Long Standing Porn Problem
How long should a wife endure her husband’s attraction to porn? Does it constitute Biblical grounds for divorce? I’m sorry—I know this isn’t “How it’s done. ” But I’m about at my limit. He’s 90, I’m 75; married in 1998. Both previously divorced, both previously widowed. Both profess Christ, one attends Sunday worship. Thank you.
E, if this is unrepented porn use, and not just “attraction to” porn (e.g. temptation), then it is possibly grounds for divorce. But if you have known about it for an extended period of time, then divorcing him now that he is 90 is an additional complication. Are there other factors in play? There could be strong reasons both directions, and so I would strongly recommend seeking out pastoral counsel where you live.
As someone who has no experience for richly liturgical churches, how can I learn to chant the Psalms?
Levi, the Christ Church web site has a number of videos to help learn different kinds of psalms, but if you want chanting lessons, I am sure there are entire YouTube counties dedicated to something like that.
Am I a Traducian or Not?
A couple of weeks ago someone by the name of Marne wrote a letter with several questions in it. One of the questions wasn’t answered, and I was kind of curious to hear your answer myself. So here it is. “What is your conviction on when our souls are ‘made.’ Is it when the egg is fertilized or are our souls made before conception?”
Rose, I don’t believe that Scripture teaches that our souls are made before conception. The two basic options are the creationist view, which holds that God creates the soul at the moment of creation, and the traducianist view which holds that we inherit our souls from mother and father, just like we do our bodies. The Reformed tend to be creationist, and the Lutherans traducionist. On this one, I lean traducianist, but I haven’t settled yet.
A How-To Manual on House Building
Didn’t you once recommend a book that teaches you how to build your own house? I know you essentially did that, correct?
I’ve searched the blog and can’t find it, but I know I’m not crazy!
Chris, yes. A friend loaned the book to me, and I can’t remember the name of it. But I used it faithfully.
Saving the Awkward Question for Last
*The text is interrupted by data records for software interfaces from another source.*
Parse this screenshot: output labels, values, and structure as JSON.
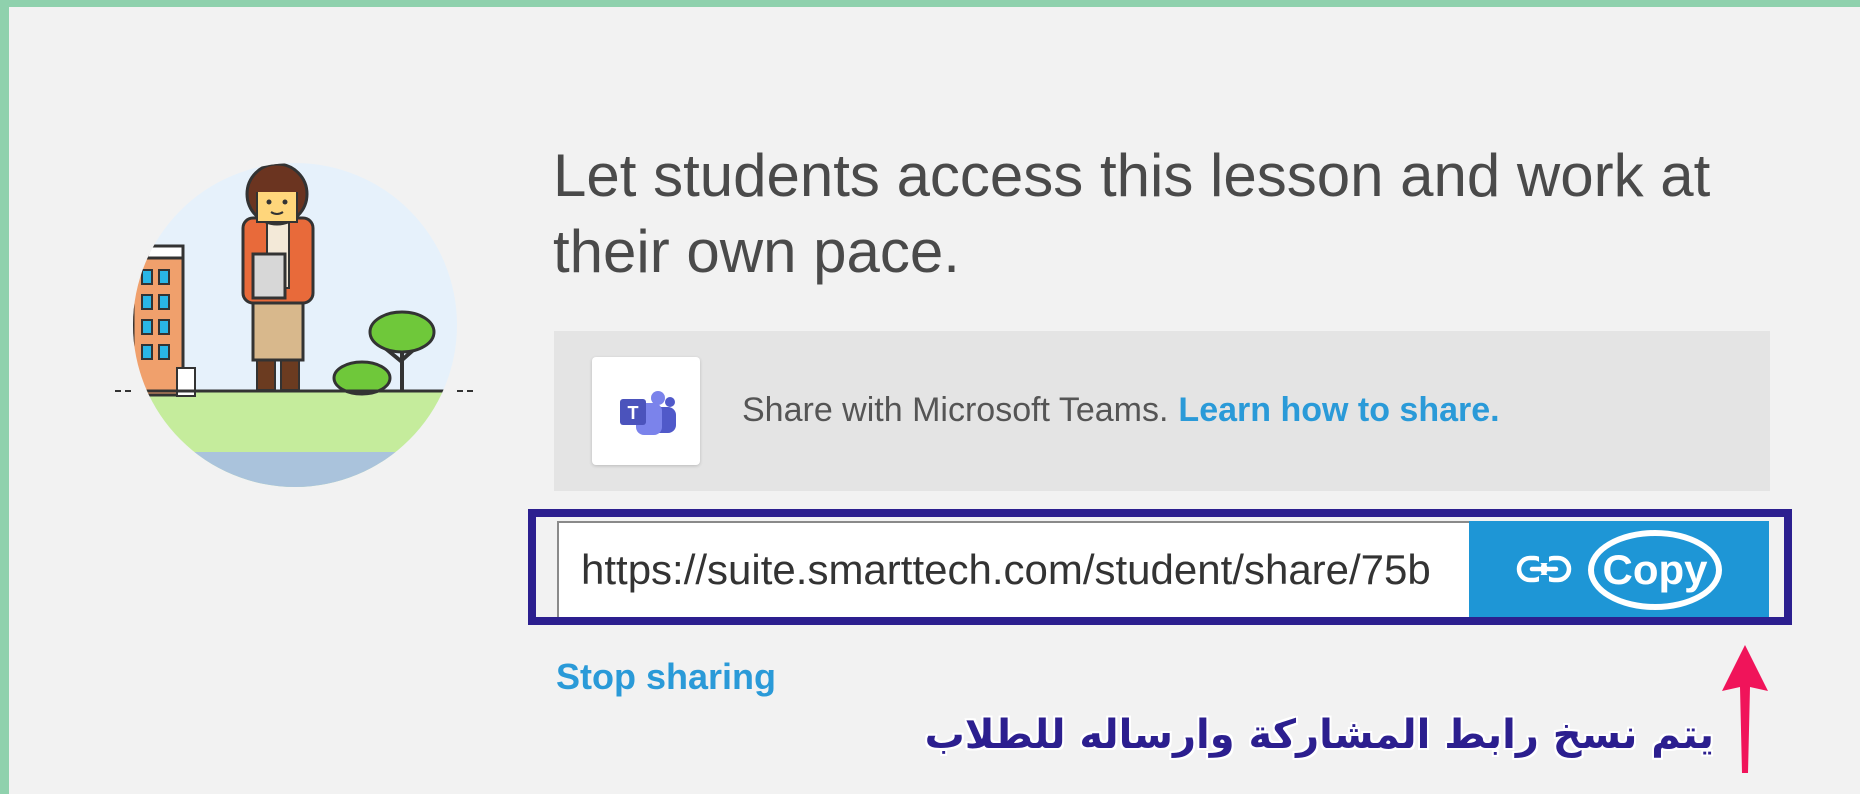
{
  "share": {
    "heading": "Let students access this lesson and work at their own pace.",
    "illustration_icon": "student-with-tablet-illustration",
    "teams": {
      "icon": "microsoft-teams-logo",
      "text": "Share with Microsoft Teams.",
      "link": "Learn how to share."
    },
    "url_value": "https://suite.smarttech.com/student/share/75b",
    "copy_icon": "link-icon",
    "copy_label": "Copy",
    "stop_sharing": "Stop sharing"
  },
  "annotation": {
    "text": "يتم نسخ رابط المشاركة وارساله للطلاب",
    "arrow_icon": "arrow-up-icon",
    "frame_color": "#2c1f8f",
    "arrow_color": "#f0145a",
    "text_color": "#2c1f8f"
  },
  "colors": {
    "accent": "#1e96d6",
    "link": "#2a9ad8",
    "frame_border": "#8fd1ad"
  }
}
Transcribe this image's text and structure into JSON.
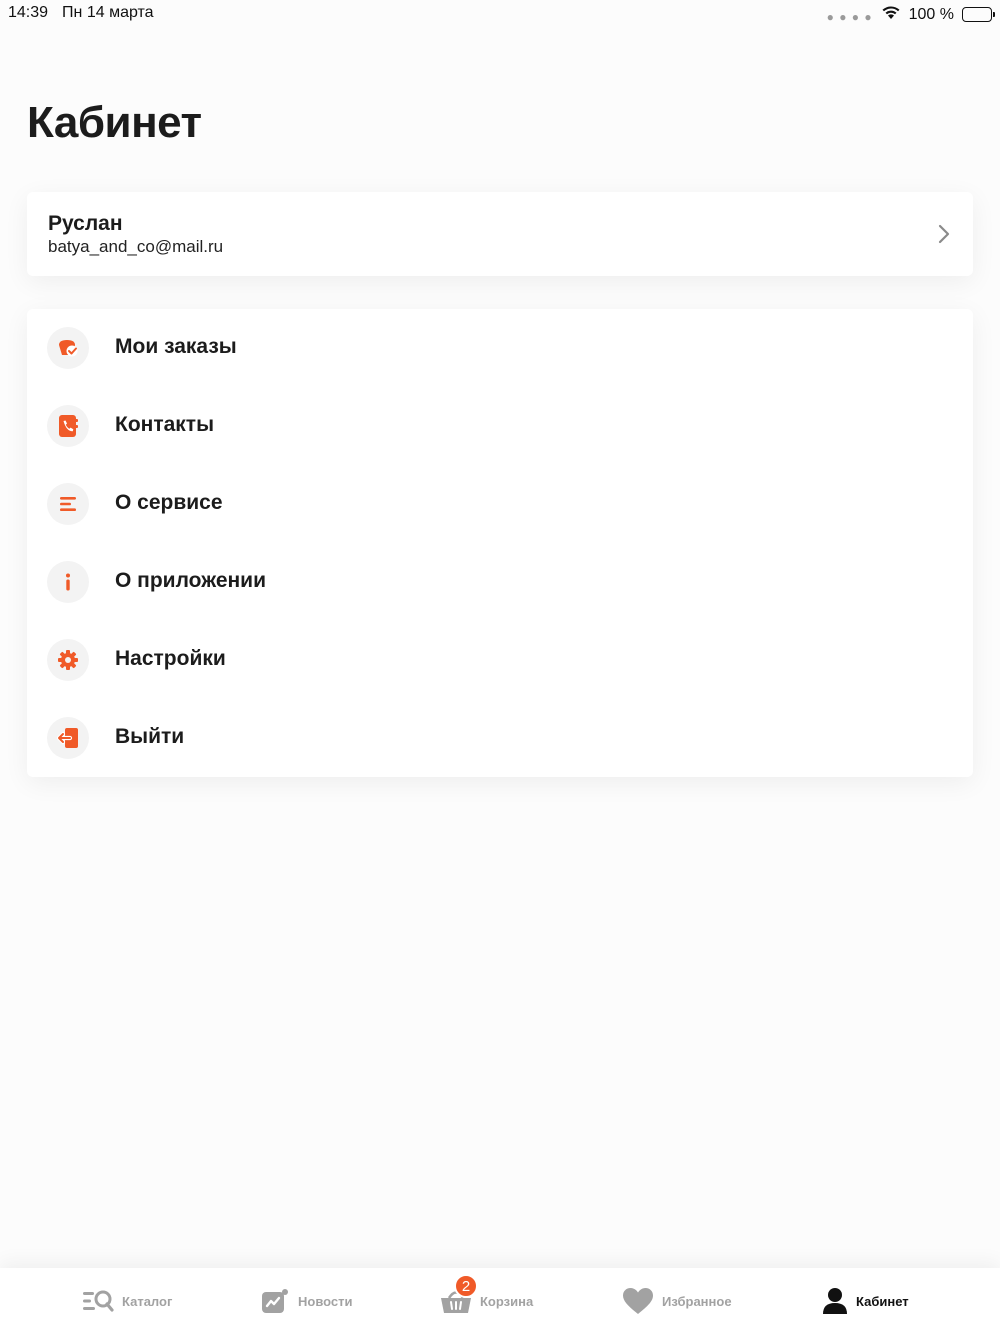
{
  "status_bar": {
    "time": "14:39",
    "date": "Пн 14 марта",
    "battery": "100 %",
    "battery_level": 1.0
  },
  "page": {
    "title": "Кабинет"
  },
  "profile": {
    "name": "Руслан",
    "email": "batya_and_co@mail.ru"
  },
  "menu": {
    "items": [
      {
        "label": "Мои заказы",
        "icon": "orders-icon"
      },
      {
        "label": "Контакты",
        "icon": "phone-book-icon"
      },
      {
        "label": "О сервисе",
        "icon": "list-icon"
      },
      {
        "label": "О приложении",
        "icon": "info-icon"
      },
      {
        "label": "Настройки",
        "icon": "gear-icon"
      },
      {
        "label": "Выйти",
        "icon": "logout-icon"
      }
    ]
  },
  "tab_bar": {
    "tabs": [
      {
        "label": "Каталог",
        "icon": "catalog-search-icon"
      },
      {
        "label": "Новости",
        "icon": "news-chart-icon"
      },
      {
        "label": "Корзина",
        "icon": "basket-icon",
        "badge": "2"
      },
      {
        "label": "Избранное",
        "icon": "heart-icon"
      },
      {
        "label": "Кабинет",
        "icon": "user-icon",
        "active": true
      }
    ]
  },
  "colors": {
    "accent": "#f05a28",
    "inactive": "#a2a2a2",
    "text": "#1c1c1c",
    "background": "#fcfcfc"
  }
}
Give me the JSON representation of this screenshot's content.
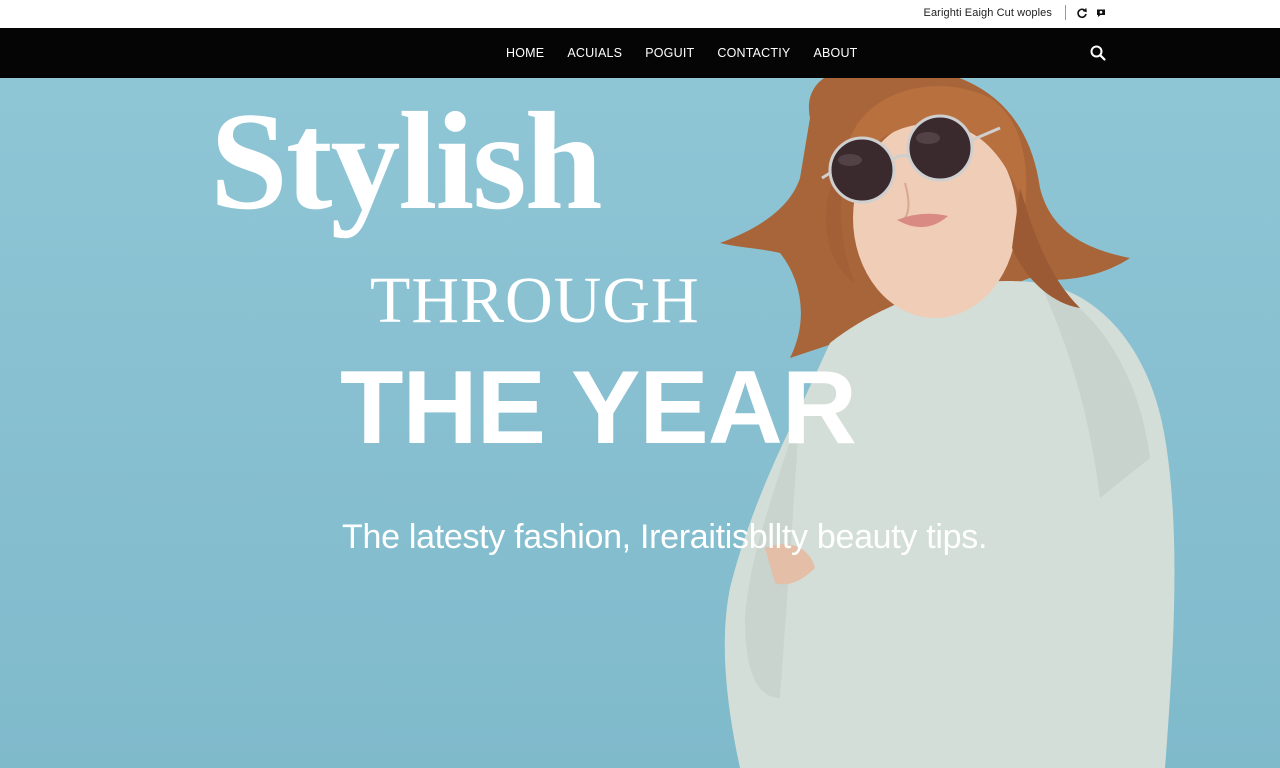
{
  "utility_bar": {
    "text": "Earighti Eaigh Cut woples",
    "icons": [
      "refresh-icon",
      "chat-icon"
    ]
  },
  "nav": {
    "links": [
      {
        "label": "HOME"
      },
      {
        "label": "ACUIALS"
      },
      {
        "label": "POGUIT"
      },
      {
        "label": "CONTACTIY"
      },
      {
        "label": "ABOUT"
      }
    ],
    "search_icon": "search-icon"
  },
  "hero": {
    "headline_1": "Stylish",
    "headline_2": "THROUGH",
    "headline_3": "THE YEAR",
    "tagline": "The latesty fashion, Ireraitisbllty beauty tips."
  },
  "colors": {
    "nav_background": "#050505",
    "hero_background": "#8fc6d6",
    "sweater": "#d3ddd7",
    "hair": "#b06a3a",
    "text_on_hero": "#ffffff"
  }
}
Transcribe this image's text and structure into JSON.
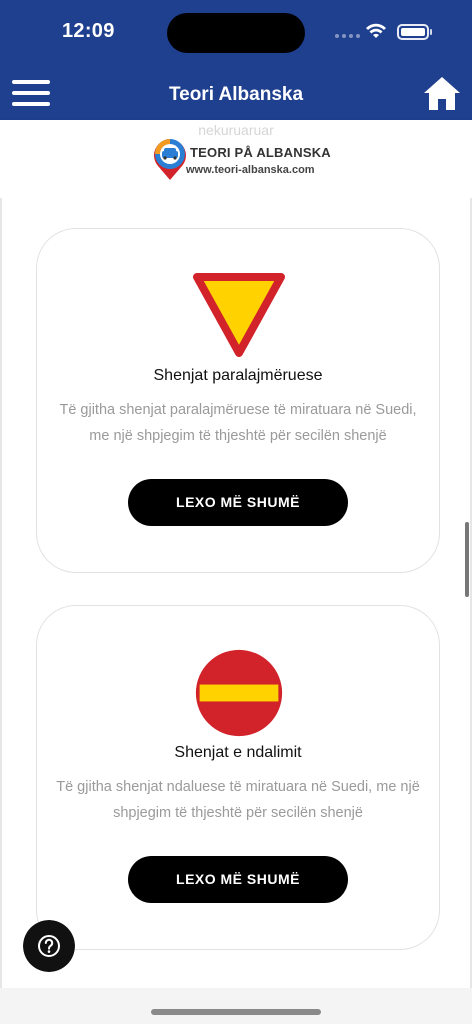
{
  "status_bar": {
    "time": "12:09"
  },
  "navbar": {
    "title": "Teori Albanska",
    "menu_icon": "hamburger-menu-icon",
    "home_icon": "home-icon"
  },
  "logo": {
    "ghost_text": "nekuruaruar",
    "title": "TEORI PÅ ALBANSKA",
    "url": "www.teori-albanska.com"
  },
  "cards": [
    {
      "icon": "warning-triangle-sign-icon",
      "title": "Shenjat paralajmëruese",
      "description": "Të gjitha shenjat paralajmëruese të miratuara në Suedi, me një shpjegim të thjeshtë për secilën shenjë",
      "button_label": "LEXO MË SHUMË"
    },
    {
      "icon": "no-entry-sign-icon",
      "title": "Shenjat e ndalimit",
      "description": "Të gjitha shenjat ndaluese të miratuara në Suedi, me një shpjegim të thjeshtë për secilën shenjë",
      "button_label": "LEXO MË SHUMË"
    }
  ],
  "help": {
    "icon": "question-mark-icon"
  },
  "colors": {
    "brand_blue": "#1f3f8f",
    "sign_red": "#d2232a",
    "sign_yellow": "#ffd200",
    "button_black": "#000000"
  }
}
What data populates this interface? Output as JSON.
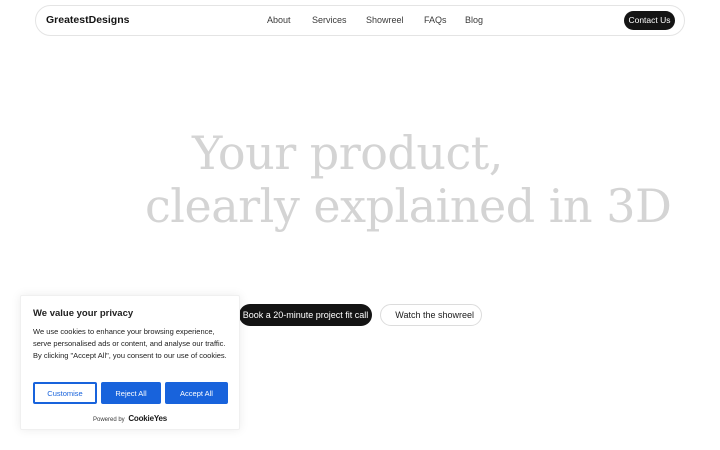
{
  "nav": {
    "brand": "GreatestDesigns",
    "links": [
      "About",
      "Services",
      "Showreel",
      "FAQs",
      "Blog"
    ],
    "contact_label": "Contact Us"
  },
  "hero": {
    "line1": "Your product,",
    "line2": "clearly explained in 3D",
    "primary_cta": "Book a 20-minute project fit call",
    "secondary_cta": "Watch the showreel"
  },
  "cookie": {
    "title": "We value your privacy",
    "body": "We use cookies to enhance your browsing experience, serve personalised ads or content, and analyse our traffic. By clicking \"Accept All\", you consent to our use of cookies.",
    "customise_label": "Customise",
    "reject_label": "Reject All",
    "accept_label": "Accept All",
    "powered_by": "Powered by",
    "powered_brand": "CookieYes"
  },
  "colors": {
    "accent": "#1863dc",
    "dark": "#141414",
    "hero_text": "#d4d4d4"
  }
}
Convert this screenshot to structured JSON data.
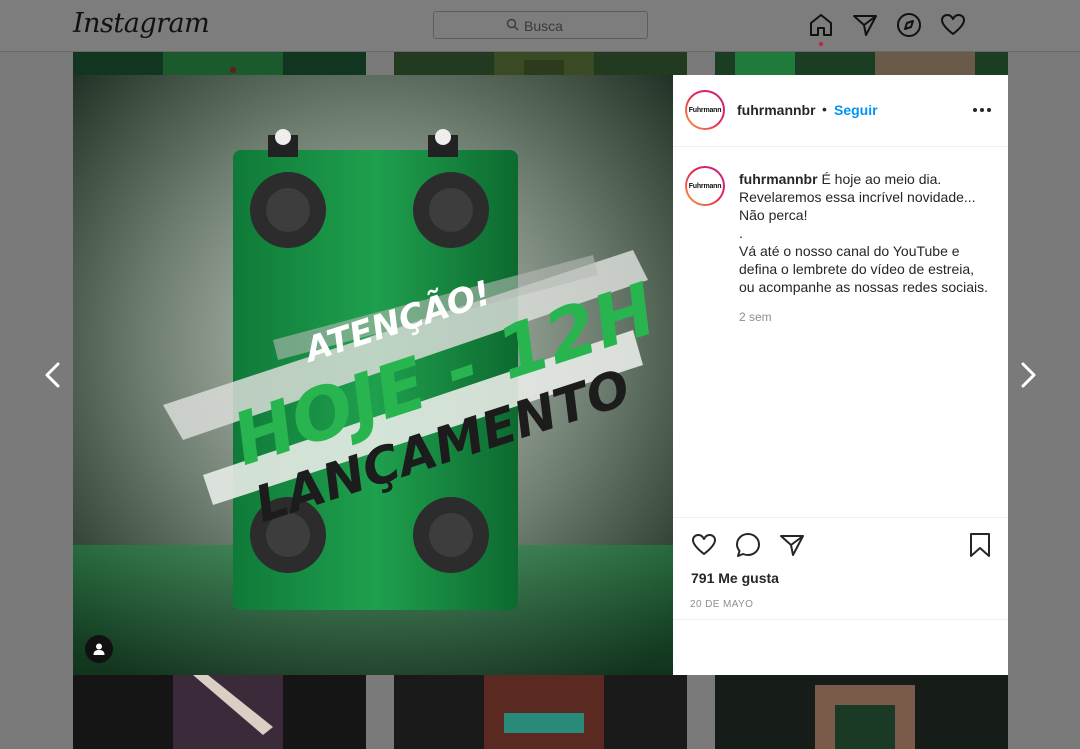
{
  "app": {
    "logo": "Instagram"
  },
  "search": {
    "placeholder": "Busca"
  },
  "nav": {
    "icons": [
      "home-icon",
      "direct-icon",
      "explore-icon",
      "activity-icon"
    ]
  },
  "post": {
    "image": {
      "headline_1": "ATENÇÃO!",
      "headline_2": "HOJE - 12H",
      "headline_3": "LANÇAMENTO",
      "brand_color": "#1f9a4a"
    },
    "author": {
      "username": "fuhrmannbr",
      "avatar_text": "Fuhrmann",
      "separator": "•",
      "follow_label": "Seguir"
    },
    "caption": {
      "username": "fuhrmannbr",
      "lines": [
        "É hoje ao meio dia.",
        "Revelaremos essa incrível novidade...",
        "Não perca!",
        ".",
        "Vá até o nosso canal do YouTube e",
        "defina o lembrete do vídeo de estreia,",
        "ou acompanhe as nossas redes sociais."
      ],
      "time": "2 sem"
    },
    "likes": "791 Me gusta",
    "date": "20 DE MAYO"
  },
  "colors": {
    "accent": "#0095f6",
    "notification_dot": "#c0243b"
  }
}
This will be an uncomfortable topic—but I believe it would be helpful to clarify biblically for those who deal with this.
In various articles you have discussed the “natural use” of the woman—and what sexual acts are constituted as within God’s framework and intent—and those that are not. In the specific article that you wrote—I believe you were dealing with anal sex as prohibited biblically. I thought the argument was simple yet cogent. In fact, I think the argument biblically is fairly obvious.
That said, anal sex is not the only type of issue that sinful men deal with, of course. I know you have dealt with fetishes and like topics (like feet, etc) and have mentioned them being juvenile and potentially unhelpful. Would you apply the same argument to fetishes? For definition sake—I am talking about parts of the body that are sexually stimulating for a man. I am not talking about the type of fetish or interest that renders a man uninterested or unstimulated by any other part of the female body unless that fetish is catered to. For example—I am curious to know if it is SINFUL for a man to find sexual satisfaction in an unusual part of the female body like the feet. Do you think this is a perversion that needs to be bled out? Or an interest that needs to be kept in its proper place and proportion? For example, like a man who enjoys the breasts or legs of his wife?
Thank you Doug for your faithfulness to the Lord and His Word. Blessings to you, your family, and your church.
Anon, the best I can do here is give a general rule of thumb. I believe the Song of Solomon encourages us to think that the lover finds many aspects of his beloved’s body as fascinating and attractive. He runs through quite an inventory. But I think a problem is developing when such an interest rises to the level of that “interest” routinely substituting for ordinary sexual intercourse. As foreplay, I think a couple should do what they both enjoy. The fundamental kink arrives when we try to get rid of God’s idea of a good finale.